Your task: Below are some records; output all of them exactly.

(Data provided)

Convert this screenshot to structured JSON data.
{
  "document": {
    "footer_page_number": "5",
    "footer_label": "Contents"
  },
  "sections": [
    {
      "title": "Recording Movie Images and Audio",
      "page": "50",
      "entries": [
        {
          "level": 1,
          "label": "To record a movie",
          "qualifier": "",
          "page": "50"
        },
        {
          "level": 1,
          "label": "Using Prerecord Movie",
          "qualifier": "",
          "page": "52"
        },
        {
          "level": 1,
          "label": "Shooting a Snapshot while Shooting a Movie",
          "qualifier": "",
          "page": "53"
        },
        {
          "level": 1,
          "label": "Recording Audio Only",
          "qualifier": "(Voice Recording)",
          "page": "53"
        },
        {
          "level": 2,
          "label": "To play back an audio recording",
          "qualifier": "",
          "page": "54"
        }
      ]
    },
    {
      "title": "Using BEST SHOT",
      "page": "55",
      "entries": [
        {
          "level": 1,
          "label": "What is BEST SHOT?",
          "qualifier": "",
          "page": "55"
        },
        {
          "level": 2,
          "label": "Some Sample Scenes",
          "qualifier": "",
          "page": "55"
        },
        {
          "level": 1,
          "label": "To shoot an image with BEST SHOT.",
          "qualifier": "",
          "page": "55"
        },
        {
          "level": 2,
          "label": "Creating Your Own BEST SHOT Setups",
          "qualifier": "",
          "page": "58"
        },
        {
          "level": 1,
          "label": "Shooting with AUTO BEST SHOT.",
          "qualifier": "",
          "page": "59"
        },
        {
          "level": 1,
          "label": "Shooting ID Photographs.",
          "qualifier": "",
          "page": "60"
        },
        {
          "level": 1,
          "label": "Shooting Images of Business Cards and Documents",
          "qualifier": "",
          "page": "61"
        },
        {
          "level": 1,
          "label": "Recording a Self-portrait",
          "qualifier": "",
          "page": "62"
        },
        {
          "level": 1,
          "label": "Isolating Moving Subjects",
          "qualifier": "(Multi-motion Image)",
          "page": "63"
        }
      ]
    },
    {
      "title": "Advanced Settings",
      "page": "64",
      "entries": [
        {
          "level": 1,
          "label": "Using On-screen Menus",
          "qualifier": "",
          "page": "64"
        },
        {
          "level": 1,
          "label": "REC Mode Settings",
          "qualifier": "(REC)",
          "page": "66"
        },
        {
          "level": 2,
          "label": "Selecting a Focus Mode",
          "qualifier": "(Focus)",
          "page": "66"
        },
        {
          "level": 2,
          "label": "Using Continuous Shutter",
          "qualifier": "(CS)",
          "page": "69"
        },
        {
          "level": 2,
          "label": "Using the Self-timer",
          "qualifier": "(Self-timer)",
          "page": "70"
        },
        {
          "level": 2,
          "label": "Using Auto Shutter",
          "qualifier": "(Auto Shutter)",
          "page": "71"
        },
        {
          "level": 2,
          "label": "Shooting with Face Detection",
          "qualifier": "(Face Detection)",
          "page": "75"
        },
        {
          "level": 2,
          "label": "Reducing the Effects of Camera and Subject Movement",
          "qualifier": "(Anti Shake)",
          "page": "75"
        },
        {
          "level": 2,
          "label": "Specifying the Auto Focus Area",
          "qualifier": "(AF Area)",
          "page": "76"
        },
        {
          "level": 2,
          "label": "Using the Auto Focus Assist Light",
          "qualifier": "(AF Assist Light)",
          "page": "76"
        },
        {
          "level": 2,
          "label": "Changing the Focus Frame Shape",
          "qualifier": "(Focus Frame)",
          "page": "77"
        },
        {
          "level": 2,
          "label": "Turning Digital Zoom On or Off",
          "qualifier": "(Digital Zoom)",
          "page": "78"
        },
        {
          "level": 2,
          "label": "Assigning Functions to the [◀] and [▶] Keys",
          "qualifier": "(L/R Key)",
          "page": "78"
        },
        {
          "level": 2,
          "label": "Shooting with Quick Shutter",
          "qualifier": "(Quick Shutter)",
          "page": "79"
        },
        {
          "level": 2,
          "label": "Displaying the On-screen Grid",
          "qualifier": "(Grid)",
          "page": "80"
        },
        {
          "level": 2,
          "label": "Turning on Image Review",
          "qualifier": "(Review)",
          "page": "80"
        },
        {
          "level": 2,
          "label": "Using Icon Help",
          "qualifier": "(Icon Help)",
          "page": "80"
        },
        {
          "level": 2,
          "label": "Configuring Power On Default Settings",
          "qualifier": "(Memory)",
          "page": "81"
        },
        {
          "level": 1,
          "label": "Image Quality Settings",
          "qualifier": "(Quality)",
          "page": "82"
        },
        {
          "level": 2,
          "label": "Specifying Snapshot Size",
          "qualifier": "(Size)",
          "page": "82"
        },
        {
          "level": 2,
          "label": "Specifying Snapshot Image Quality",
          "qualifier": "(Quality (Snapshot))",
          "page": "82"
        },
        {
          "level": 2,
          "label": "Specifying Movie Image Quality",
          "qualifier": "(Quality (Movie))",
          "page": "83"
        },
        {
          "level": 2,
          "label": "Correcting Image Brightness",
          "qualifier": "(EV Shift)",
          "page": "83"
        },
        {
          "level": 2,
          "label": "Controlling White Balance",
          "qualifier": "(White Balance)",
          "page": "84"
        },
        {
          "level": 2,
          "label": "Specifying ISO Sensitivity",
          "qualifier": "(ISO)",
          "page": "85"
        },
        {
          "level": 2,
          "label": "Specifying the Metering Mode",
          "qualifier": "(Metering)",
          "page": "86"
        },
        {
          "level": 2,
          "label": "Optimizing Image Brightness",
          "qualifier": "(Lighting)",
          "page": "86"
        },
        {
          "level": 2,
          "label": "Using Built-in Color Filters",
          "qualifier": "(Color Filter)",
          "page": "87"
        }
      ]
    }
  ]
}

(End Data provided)

Answer to this problem:
Convert this screenshot to structured JSON data.
{
  "document": {
    "footer_page_number": "5",
    "footer_label": "Contents"
  },
  "sections": [
    {
      "title": "Recording Movie Images and Audio",
      "page": "50",
      "entries": [
        {
          "level": 1,
          "label": "To record a movie",
          "qualifier": "",
          "page": "50"
        },
        {
          "level": 1,
          "label": "Using Prerecord Movie",
          "qualifier": "",
          "page": "52"
        },
        {
          "level": 1,
          "label": "Shooting a Snapshot while Shooting a Movie",
          "qualifier": "",
          "page": "53"
        },
        {
          "level": 1,
          "label": "Recording Audio Only",
          "qualifier": "(Voice Recording)",
          "page": "53"
        },
        {
          "level": 2,
          "label": "To play back an audio recording",
          "qualifier": "",
          "page": "54"
        }
      ]
    },
    {
      "title": "Using BEST SHOT",
      "page": "55",
      "entries": [
        {
          "level": 1,
          "label": "What is BEST SHOT?",
          "qualifier": "",
          "page": "55"
        },
        {
          "level": 2,
          "label": "Some Sample Scenes",
          "qualifier": "",
          "page": "55"
        },
        {
          "level": 1,
          "label": "To shoot an image with BEST SHOT.",
          "qualifier": "",
          "page": "55"
        },
        {
          "level": 2,
          "label": "Creating Your Own BEST SHOT Setups",
          "qualifier": "",
          "page": "58"
        },
        {
          "level": 1,
          "label": "Shooting with AUTO BEST SHOT.",
          "qualifier": "",
          "page": "59"
        },
        {
          "level": 1,
          "label": "Shooting ID Photographs.",
          "qualifier": "",
          "page": "60"
        },
        {
          "level": 1,
          "label": "Shooting Images of Business Cards and Documents",
          "qualifier": "",
          "page": "61"
        },
        {
          "level": 1,
          "label": "Recording a Self-portrait",
          "qualifier": "",
          "page": "62"
        },
        {
          "level": 1,
          "label": "Isolating Moving Subjects",
          "qualifier": "(Multi-motion Image)",
          "page": "63"
        }
      ]
    },
    {
      "title": "Advanced Settings",
      "page": "64",
      "entries": [
        {
          "level": 1,
          "label": "Using On-screen Menus",
          "qualifier": "",
          "page": "64"
        },
        {
          "level": 1,
          "label": "REC Mode Settings",
          "qualifier": "(REC)",
          "page": "66"
        },
        {
          "level": 2,
          "label": "Selecting a Focus Mode",
          "qualifier": "(Focus)",
          "page": "66"
        },
        {
          "level": 2,
          "label": "Using Continuous Shutter",
          "qualifier": "(CS)",
          "page": "69"
        },
        {
          "level": 2,
          "label": "Using the Self-timer",
          "qualifier": "(Self-timer)",
          "page": "70"
        },
        {
          "level": 2,
          "label": "Using Auto Shutter",
          "qualifier": "(Auto Shutter)",
          "page": "71"
        },
        {
          "level": 2,
          "label": "Shooting with Face Detection",
          "qualifier": "(Face Detection)",
          "page": "75"
        },
        {
          "level": 2,
          "label": "Reducing the Effects of Camera and Subject Movement",
          "qualifier": "(Anti Shake)",
          "page": "75"
        },
        {
          "level": 2,
          "label": "Specifying the Auto Focus Area",
          "qualifier": "(AF Area)",
          "page": "76"
        },
        {
          "level": 2,
          "label": "Using the Auto Focus Assist Light",
          "qualifier": "(AF Assist Light)",
          "page": "76"
        },
        {
          "level": 2,
          "label": "Changing the Focus Frame Shape",
          "qualifier": "(Focus Frame)",
          "page": "77"
        },
        {
          "level": 2,
          "label": "Turning Digital Zoom On or Off",
          "qualifier": "(Digital Zoom)",
          "page": "78"
        },
        {
          "level": 2,
          "label": "Assigning Functions to the [◀] and [▶] Keys",
          "qualifier": "(L/R Key)",
          "page": "78"
        },
        {
          "level": 2,
          "label": "Shooting with Quick Shutter",
          "qualifier": "(Quick Shutter)",
          "page": "79"
        },
        {
          "level": 2,
          "label": "Displaying the On-screen Grid",
          "qualifier": "(Grid)",
          "page": "80"
        },
        {
          "level": 2,
          "label": "Turning on Image Review",
          "qualifier": "(Review)",
          "page": "80"
        },
        {
          "level": 2,
          "label": "Using Icon Help",
          "qualifier": "(Icon Help)",
          "page": "80"
        },
        {
          "level": 2,
          "label": "Configuring Power On Default Settings",
          "qualifier": "(Memory)",
          "page": "81"
        },
        {
          "level": 1,
          "label": "Image Quality Settings",
          "qualifier": "(Quality)",
          "page": "82"
        },
        {
          "level": 2,
          "label": "Specifying Snapshot Size",
          "qualifier": "(Size)",
          "page": "82"
        },
        {
          "level": 2,
          "label": "Specifying Snapshot Image Quality",
          "qualifier": "(Quality (Snapshot))",
          "page": "82"
        },
        {
          "level": 2,
          "label": "Specifying Movie Image Quality",
          "qualifier": "(Quality (Movie))",
          "page": "83"
        },
        {
          "level": 2,
          "label": "Correcting Image Brightness",
          "qualifier": "(EV Shift)",
          "page": "83"
        },
        {
          "level": 2,
          "label": "Controlling White Balance",
          "qualifier": "(White Balance)",
          "page": "84"
        },
        {
          "level": 2,
          "label": "Specifying ISO Sensitivity",
          "qualifier": "(ISO)",
          "page": "85"
        },
        {
          "level": 2,
          "label": "Specifying the Metering Mode",
          "qualifier": "(Metering)",
          "page": "86"
        },
        {
          "level": 2,
          "label": "Optimizing Image Brightness",
          "qualifier": "(Lighting)",
          "page": "86"
        },
        {
          "level": 2,
          "label": "Using Built-in Color Filters",
          "qualifier": "(Color Filter)",
          "page": "87"
        }
      ]
    }
  ]
}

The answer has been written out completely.